“The one and only mandate is for families to pray for the vocation to the priesthood and religious life,” said Fran Pulumbarit, chairperson of the travelling vocations chalice program and vice-president of vocations of the Serra Club of Markham and Scarborough.

There will be two chalices involved in the program, which will serve as a reminder for families to pray for vocations. The first has been passed among families at St. Patrick’s parish in Markham since April 3.

The second chalice begins circulating at St. Barnabas parish in Scarborough next month.
Sr. Clare Garcillano was in Toronto in early April to tell the story of the Justice and Peace Commission in East Timor. The commission is one of Development and Peace’s international partners. (Photo by Vanessa Santilli)TORONTO - By giving a voice to the voiceless, Sr. Clare Garcillano is helping build a culture of peace, gender equality and solidarity in East Timor as acting director of the Justice and Peace Commission (JPC).

On April 4, Garcillano, a missionary sister with the Sisters of St. Paul of Chartres, told the commission’s story, delivering a talk at the Paulist Centre in Toronto.

Visiting Canada at the invitation of the Canadian Catholic Organization for Development and Peace, which has partnered with the JPC, Garcillano has been working and living in East Timor for the last five years. East Timor only gained independence in 2002 after 500 years of colonization and foreign occupation, first by Portugal and then by neighbouring Indonesia. The small island nation is 96.5 per cent Catholic.

The JPC was established in 1995 by Bishop Carlos Filipe Ximenes Belo in the diocese of Dili with the support of Development and Peace, as a result of a conversation between the bishop and Jess Agustin, regional director of Development and Peace in Asia. It was created solely to promote the rights and dignity of every person and was set up at a time when human rights abuses were rampant as a result of the Indonesian occupation.
The diocese of Peterborough’s seventh annual Way of the Cross will take place on Good Friday. Above, an actor portraying Jesus carries the Cross surrounded by Roman soldiers during a previous walk.Peterborough, Ont. - The faith of Catholic youth in Peterborough, Ont., will be out in the open during Good Friday’s seventh annual Way of the Cross on April 22 with a re-enactment of Christ’s Passion.

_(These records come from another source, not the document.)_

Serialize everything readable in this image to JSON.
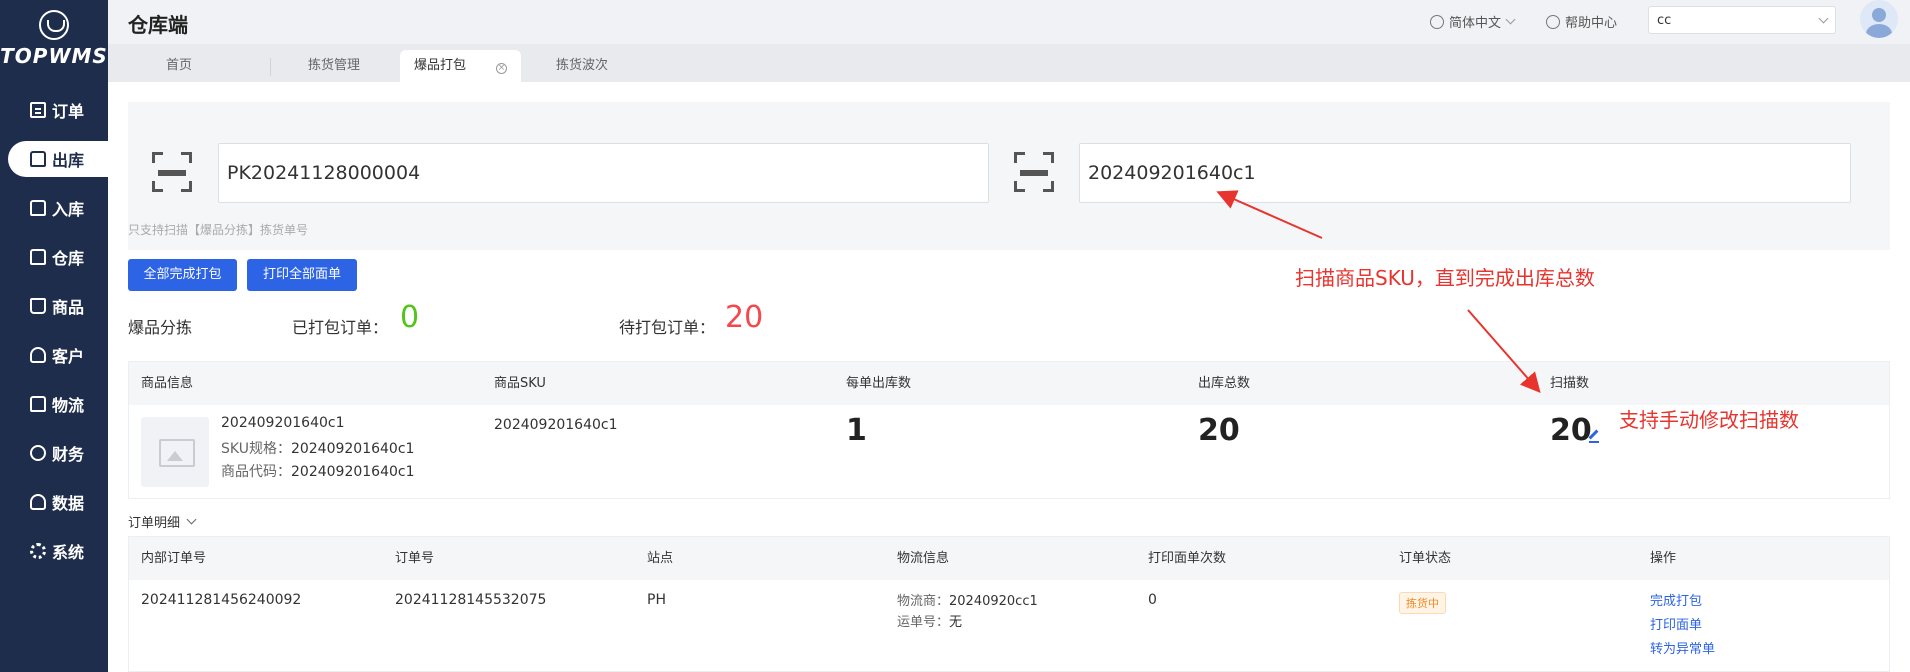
{
  "logo": {
    "text": "TOPWMS"
  },
  "sidebar": {
    "items": [
      {
        "label": "订单",
        "icon": "order-icon"
      },
      {
        "label": "出库",
        "icon": "outbound-icon"
      },
      {
        "label": "入库",
        "icon": "inbound-icon"
      },
      {
        "label": "仓库",
        "icon": "warehouse-icon"
      },
      {
        "label": "商品",
        "icon": "product-icon"
      },
      {
        "label": "客户",
        "icon": "customer-icon"
      },
      {
        "label": "物流",
        "icon": "logistics-icon"
      },
      {
        "label": "财务",
        "icon": "finance-icon"
      },
      {
        "label": "数据",
        "icon": "data-icon"
      },
      {
        "label": "系统",
        "icon": "settings-icon"
      }
    ],
    "active_index": 1
  },
  "header": {
    "title": "仓库端",
    "language": "简体中文",
    "help": "帮助中心",
    "user_select": "cc"
  },
  "tabs": [
    {
      "label": "首页"
    },
    {
      "label": "拣货管理"
    },
    {
      "label": "爆品打包"
    },
    {
      "label": "拣货波次"
    }
  ],
  "scan": {
    "picking_no": "PK20241128000004",
    "sku_value": "202409201640c1",
    "hint": "只支持扫描【爆品分拣】拣货单号"
  },
  "buttons": {
    "complete_all": "全部完成打包",
    "print_all": "打印全部面单"
  },
  "stats": {
    "section_label": "爆品分拣",
    "packed_label": "已打包订单：",
    "packed_value": "0",
    "pending_label": "待打包订单：",
    "pending_value": "20"
  },
  "annotations": {
    "scan_sku": "扫描商品SKU，直到完成出库总数",
    "manual_edit": "支持手动修改扫描数"
  },
  "product_table": {
    "headers": [
      "商品信息",
      "商品SKU",
      "每单出库数",
      "出库总数",
      "扫描数"
    ],
    "row": {
      "name": "202409201640c1",
      "spec_label": "SKU规格：",
      "spec_value": "202409201640c1",
      "code_label": "商品代码：",
      "code_value": "202409201640c1",
      "sku": "202409201640c1",
      "per_order": "1",
      "total": "20",
      "scanned": "20"
    }
  },
  "order_detail_label": "订单明细",
  "order_table": {
    "headers": [
      "内部订单号",
      "订单号",
      "站点",
      "物流信息",
      "打印面单次数",
      "订单状态",
      "操作"
    ],
    "row": {
      "internal_no": "202411281456240092",
      "order_no": "20241128145532075",
      "site": "PH",
      "carrier_label": "物流商：",
      "carrier_value": "20240920cc1",
      "waybill_label": "运单号：",
      "waybill_value": "无",
      "print_count": "0",
      "status": "拣货中",
      "actions": [
        "完成打包",
        "打印面单",
        "转为异常单"
      ]
    }
  },
  "colors": {
    "sidebar": "#1f2d4d",
    "primary": "#2d63e5",
    "success": "#52c41a",
    "danger": "#f5484d",
    "annotation": "#e8342e"
  }
}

“It’s a way of evangelizing in a unique way,” said Mary Helen Moes, program manager for youth for the diocese of Peterborough and director of this year’s re-enactment.

“They’re certainly not pushing their faith on top of anybody. They’re just demonstrating their faith in a very public way and I don’t think there’s many opportunities for that any more.”

Run by the diocese of Peterborough’s Vocations, Evangelization and Youth Office, the Way of the Cross has about 100 youth participating this year, up from the 30 participants of seven years ago when it originated, said Moes.
London Bishop Ronald Fabbro discusses Confession: A Roman Catholic App with Shelley Isabelle. The diocese was to give out 500 copies of the app as part of its April 6 Confession campaign. (Photo by Mark Adkinson)When the diocese of London says their doors are always open, they’re not kidding. At least that was the case on April 6 when more than 120 parishes across Southwestern Ontario participated in the dioceses Confession Campaign.

“It’s an invitation to people that the doors are open for them to come back to the sacrament of Confession,” London Bishop Ronald Fabbro told The Catholic Register.

The campaign was modelled after the “Light is On for You” campaign that originated in the archdiocese of Washington and has since spread across the United States, said Mark Adkinson, director of communications for the London diocese.

The American campaign runs Confessions on a particular day for a couple hours every week throughout Lent.